Gout is a form of inflammatory arthritis, which is extremely painful giving intense, acute pain making joints become swollen, hot, red and shiny.
The pain can be so painful that even light touch or the touch of a bed sheet can cause intense pain, and during in an attack it is advised to where loose fitted clothing to avoid any tight fitted clothing such as socks and wear spacious shoes to give your foot plenty of room, to help ease pressure on the joint.
Gout is a common form of arthritis affecting most commonly the big toe but can also affect ankles, knees, wrists, fingers and elbows.
But what causes Gout?
Gout is caused by a build-up of uric acid in your body forming uric acid crystals in your joints causing intense, sudden painful inflammation.
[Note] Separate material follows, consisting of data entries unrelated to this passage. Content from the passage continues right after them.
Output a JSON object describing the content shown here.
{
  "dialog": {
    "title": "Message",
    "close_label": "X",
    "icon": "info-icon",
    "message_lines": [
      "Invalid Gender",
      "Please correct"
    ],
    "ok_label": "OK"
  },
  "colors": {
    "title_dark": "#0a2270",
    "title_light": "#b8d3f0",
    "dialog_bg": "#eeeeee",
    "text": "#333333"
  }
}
Uric acid is produced when your body breaks down purines. Uric acid is usually filtered through your kidneys and eliminated out of the body through urine but when there is excess in the body, this is when crystals are formed, which are usually formed around your joints.
How is Gout treated?
If you suspect you have Gout it is best to see your GP whom will ask you about your symptoms and diet, and may send you for a blood test, x-ray or ultrasound to confirm a diagnosis.
Treatment for gout includes taking medication prescribed by your Doctor, taking pain relief to help you through a gout attack and knowing which foods to avoid helping you manage your symptoms of Gout.
Here’s some foods to avoid:
- Organ meats (liver, tongue)
- Red Meats
- Alcoholic Drinks
- Processed foods
But what’s best to do during a Gout attack?
- Take medication that you’ve been prescribed by your GP
- Rest and try and keep your limb raised and try and avoid bumping into things
- Using ice can help to keep your joint cool.
- Keep hydrated
- Wear loose fitted clothing to give your joints plenty of room